Around 66 actor years ago, a giant asteroid struck the Earth, causing the afterlife of the dinosaurs, ammonites, and many other species.

The asteroid was appropriately adverse at a diminutive level, active ocean plankton to near-extinction. This bedridden the base of the marine food chain and shut down important ocean functions, such as the assimilation and commitment of carbon dioxide from the atmosphere to the ocean floor.

Given the real threat of a sixth mass afterlife event brought about by human-caused altitude breakdown and abode disruption, we wanted to find out how long the ocean ecosystem took to reboot after the last one. What we found has grave implications for the abiding angle of marine ecosystems should we tip the analytical base of its food chain over the beginning of extinction.

The nannoplankton almost absolutely wiped out 66 actor years ago – also known as coccolithophores – are now boundless once more in the sunlit upper oceans. Although almost 100 times abate than a grain of sand, they are so abounding that they are arresting from space as bouncing blooms in the ocean surface.

When these diminutive plankton die, they leave behind admirable armored exoskeletons known as coccospheres made from the mineral calcite, composed of bonded calcium and carbon. Along with the dead plankton cells, these skeletons slowly fall to the ocean floor, basic a muddy calcium and carbon-rich sediment.
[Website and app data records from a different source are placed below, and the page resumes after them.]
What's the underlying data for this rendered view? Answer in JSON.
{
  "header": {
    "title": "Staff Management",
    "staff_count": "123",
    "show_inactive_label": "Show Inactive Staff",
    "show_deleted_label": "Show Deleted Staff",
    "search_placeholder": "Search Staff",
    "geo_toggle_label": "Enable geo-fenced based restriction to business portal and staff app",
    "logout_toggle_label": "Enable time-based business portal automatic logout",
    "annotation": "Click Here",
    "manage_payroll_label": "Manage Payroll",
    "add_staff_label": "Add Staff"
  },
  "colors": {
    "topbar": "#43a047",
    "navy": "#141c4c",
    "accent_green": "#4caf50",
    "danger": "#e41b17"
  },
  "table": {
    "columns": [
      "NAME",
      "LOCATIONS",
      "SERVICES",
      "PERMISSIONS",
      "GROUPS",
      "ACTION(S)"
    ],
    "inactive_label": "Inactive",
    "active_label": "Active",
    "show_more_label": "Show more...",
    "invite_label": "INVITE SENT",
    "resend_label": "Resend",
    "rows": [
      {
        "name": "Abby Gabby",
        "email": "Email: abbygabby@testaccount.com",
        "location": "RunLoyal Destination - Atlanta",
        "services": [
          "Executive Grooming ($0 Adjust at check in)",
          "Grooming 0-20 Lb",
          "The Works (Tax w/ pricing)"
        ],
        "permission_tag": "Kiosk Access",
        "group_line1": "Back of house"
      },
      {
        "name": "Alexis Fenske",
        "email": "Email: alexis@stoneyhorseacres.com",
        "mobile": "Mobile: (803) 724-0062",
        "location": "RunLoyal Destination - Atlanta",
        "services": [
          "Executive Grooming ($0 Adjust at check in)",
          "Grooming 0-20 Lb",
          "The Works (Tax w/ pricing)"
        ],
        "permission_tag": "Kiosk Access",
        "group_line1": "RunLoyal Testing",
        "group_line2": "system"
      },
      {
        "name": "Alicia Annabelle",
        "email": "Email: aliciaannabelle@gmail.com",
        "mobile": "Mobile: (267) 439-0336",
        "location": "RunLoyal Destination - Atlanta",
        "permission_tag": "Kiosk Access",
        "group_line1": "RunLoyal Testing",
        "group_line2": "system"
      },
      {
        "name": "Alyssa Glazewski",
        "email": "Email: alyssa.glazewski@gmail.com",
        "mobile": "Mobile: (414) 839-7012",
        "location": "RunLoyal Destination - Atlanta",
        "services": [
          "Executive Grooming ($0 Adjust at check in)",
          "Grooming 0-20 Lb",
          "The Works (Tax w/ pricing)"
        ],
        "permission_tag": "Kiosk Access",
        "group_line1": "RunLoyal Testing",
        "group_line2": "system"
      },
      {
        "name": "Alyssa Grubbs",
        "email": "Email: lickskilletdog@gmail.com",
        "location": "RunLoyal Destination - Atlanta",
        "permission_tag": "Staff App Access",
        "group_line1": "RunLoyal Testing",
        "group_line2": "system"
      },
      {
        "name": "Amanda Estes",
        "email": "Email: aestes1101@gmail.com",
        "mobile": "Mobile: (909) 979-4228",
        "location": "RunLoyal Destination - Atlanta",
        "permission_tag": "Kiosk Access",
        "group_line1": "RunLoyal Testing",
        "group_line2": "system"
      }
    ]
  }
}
As this debris compacts, it forms chalk and limestone, abrogation us with iconic landscapes such as white chalk cliffs – the bank sea floor of a abandoned age, since lifted up by tectonic activity.